● PROBLEM DETAILS
This exercise asks for the records to be retyped exactly as they read.

● INPUT MATERIAL
------

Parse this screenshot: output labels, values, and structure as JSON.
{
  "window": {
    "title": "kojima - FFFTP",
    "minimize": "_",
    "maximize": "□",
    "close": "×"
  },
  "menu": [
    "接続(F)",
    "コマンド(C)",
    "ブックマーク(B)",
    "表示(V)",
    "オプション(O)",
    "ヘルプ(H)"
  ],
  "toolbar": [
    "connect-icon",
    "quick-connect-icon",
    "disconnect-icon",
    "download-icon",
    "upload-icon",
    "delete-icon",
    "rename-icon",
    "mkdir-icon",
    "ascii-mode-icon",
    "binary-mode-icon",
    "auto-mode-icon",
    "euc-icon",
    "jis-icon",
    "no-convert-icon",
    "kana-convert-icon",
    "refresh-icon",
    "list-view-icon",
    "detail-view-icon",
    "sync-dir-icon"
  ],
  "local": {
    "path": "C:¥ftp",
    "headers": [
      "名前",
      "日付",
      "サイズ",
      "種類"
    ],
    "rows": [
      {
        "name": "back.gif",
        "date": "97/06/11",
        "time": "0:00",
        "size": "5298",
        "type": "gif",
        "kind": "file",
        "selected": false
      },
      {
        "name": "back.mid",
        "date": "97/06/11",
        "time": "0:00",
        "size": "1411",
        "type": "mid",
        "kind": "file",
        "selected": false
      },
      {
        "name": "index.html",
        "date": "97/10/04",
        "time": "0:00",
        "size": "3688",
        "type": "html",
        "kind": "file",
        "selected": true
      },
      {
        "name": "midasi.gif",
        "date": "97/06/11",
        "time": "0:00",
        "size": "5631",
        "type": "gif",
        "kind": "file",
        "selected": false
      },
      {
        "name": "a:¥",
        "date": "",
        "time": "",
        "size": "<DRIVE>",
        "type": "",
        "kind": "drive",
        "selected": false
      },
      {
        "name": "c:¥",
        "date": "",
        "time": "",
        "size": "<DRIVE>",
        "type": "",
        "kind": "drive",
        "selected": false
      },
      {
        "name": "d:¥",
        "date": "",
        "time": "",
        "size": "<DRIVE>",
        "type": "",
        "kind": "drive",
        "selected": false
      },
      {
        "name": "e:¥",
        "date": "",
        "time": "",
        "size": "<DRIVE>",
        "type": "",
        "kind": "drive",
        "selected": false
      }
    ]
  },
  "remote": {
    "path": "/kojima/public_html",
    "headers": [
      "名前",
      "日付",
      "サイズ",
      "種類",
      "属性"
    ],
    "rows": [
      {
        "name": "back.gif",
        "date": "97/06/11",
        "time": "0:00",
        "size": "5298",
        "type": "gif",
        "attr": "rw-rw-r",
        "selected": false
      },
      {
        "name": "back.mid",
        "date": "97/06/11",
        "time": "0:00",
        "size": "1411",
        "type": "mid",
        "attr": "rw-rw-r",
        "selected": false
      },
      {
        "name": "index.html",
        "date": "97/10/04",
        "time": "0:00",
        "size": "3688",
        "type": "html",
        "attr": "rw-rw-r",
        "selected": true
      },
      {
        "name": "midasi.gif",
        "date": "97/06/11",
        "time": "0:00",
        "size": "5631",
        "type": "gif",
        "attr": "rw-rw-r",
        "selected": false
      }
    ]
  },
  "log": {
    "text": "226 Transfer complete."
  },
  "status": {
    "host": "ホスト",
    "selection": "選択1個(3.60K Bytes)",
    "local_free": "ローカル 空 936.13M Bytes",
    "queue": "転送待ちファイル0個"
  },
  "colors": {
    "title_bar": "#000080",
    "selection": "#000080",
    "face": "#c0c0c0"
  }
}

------

● ANSWER SPACE
Parse this screenshot: output labels, values, and structure as JSON.
{
  "window": {
    "title": "kojima - FFFTP",
    "minimize": "_",
    "maximize": "□",
    "close": "×"
  },
  "menu": [
    "接続(F)",
    "コマンド(C)",
    "ブックマーク(B)",
    "表示(V)",
    "オプション(O)",
    "ヘルプ(H)"
  ],
  "toolbar": [
    "connect-icon",
    "quick-connect-icon",
    "disconnect-icon",
    "download-icon",
    "upload-icon",
    "delete-icon",
    "rename-icon",
    "mkdir-icon",
    "ascii-mode-icon",
    "binary-mode-icon",
    "auto-mode-icon",
    "euc-icon",
    "jis-icon",
    "no-convert-icon",
    "kana-convert-icon",
    "refresh-icon",
    "list-view-icon",
    "detail-view-icon",
    "sync-dir-icon"
  ],
  "local": {
    "path": "C:¥ftp",
    "headers": [
      "名前",
      "日付",
      "サイズ",
      "種類"
    ],
    "rows": [
      {
        "name": "back.gif",
        "date": "97/06/11",
        "time": "0:00",
        "size": "5298",
        "type": "gif",
        "kind": "file",
        "selected": false
      },
      {
        "name": "back.mid",
        "date": "97/06/11",
        "time": "0:00",
        "size": "1411",
        "type": "mid",
        "kind": "file",
        "selected": false
      },
      {
        "name": "index.html",
        "date": "97/10/04",
        "time": "0:00",
        "size": "3688",
        "type": "html",
        "kind": "file",
        "selected": true
      },
      {
        "name": "midasi.gif",
        "date": "97/06/11",
        "time": "0:00",
        "size": "5631",
        "type": "gif",
        "kind": "file",
        "selected": false
      },
      {
        "name": "a:¥",
        "date": "",
        "time": "",
        "size": "<DRIVE>",
        "type": "",
        "kind": "drive",
        "selected": false
      },
      {
        "name": "c:¥",
        "date": "",
        "time": "",
        "size": "<DRIVE>",
        "type": "",
        "kind": "drive",
        "selected": false
      },
      {
        "name": "d:¥",
        "date": "",
        "time": "",
        "size": "<DRIVE>",
        "type": "",
        "kind": "drive",
        "selected": false
      },
      {
        "name": "e:¥",
        "date": "",
        "time": "",
        "size": "<DRIVE>",
        "type": "",
        "kind": "drive",
        "selected": false
      }
    ]
  },
  "remote": {
    "path": "/kojima/public_html",
    "headers": [
      "名前",
      "日付",
      "サイズ",
      "種類",
      "属性"
    ],
    "rows": [
      {
        "name": "back.gif",
        "date": "97/06/11",
        "time": "0:00",
        "size": "5298",
        "type": "gif",
        "attr": "rw-rw-r",
        "selected": false
      },
      {
        "name": "back.mid",
        "date": "97/06/11",
        "time": "0:00",
        "size": "1411",
        "type": "mid",
        "attr": "rw-rw-r",
        "selected": false
      },
      {
        "name": "index.html",
        "date": "97/10/04",
        "time": "0:00",
        "size": "3688",
        "type": "html",
        "attr": "rw-rw-r",
        "selected": true
      },
      {
        "name": "midasi.gif",
        "date": "97/06/11",
        "time": "0:00",
        "size": "5631",
        "type": "gif",
        "attr": "rw-rw-r",
        "selected": false
      }
    ]
  },
  "log": {
    "text": "226 Transfer complete."
  },
  "status": {
    "host": "ホスト",
    "selection": "選択1個(3.60K Bytes)",
    "local_free": "ローカル 空 936.13M Bytes",
    "queue": "転送待ちファイル0個"
  },
  "colors": {
    "title_bar": "#000080",
    "selection": "#000080",
    "face": "#c0c0c0"
  }
}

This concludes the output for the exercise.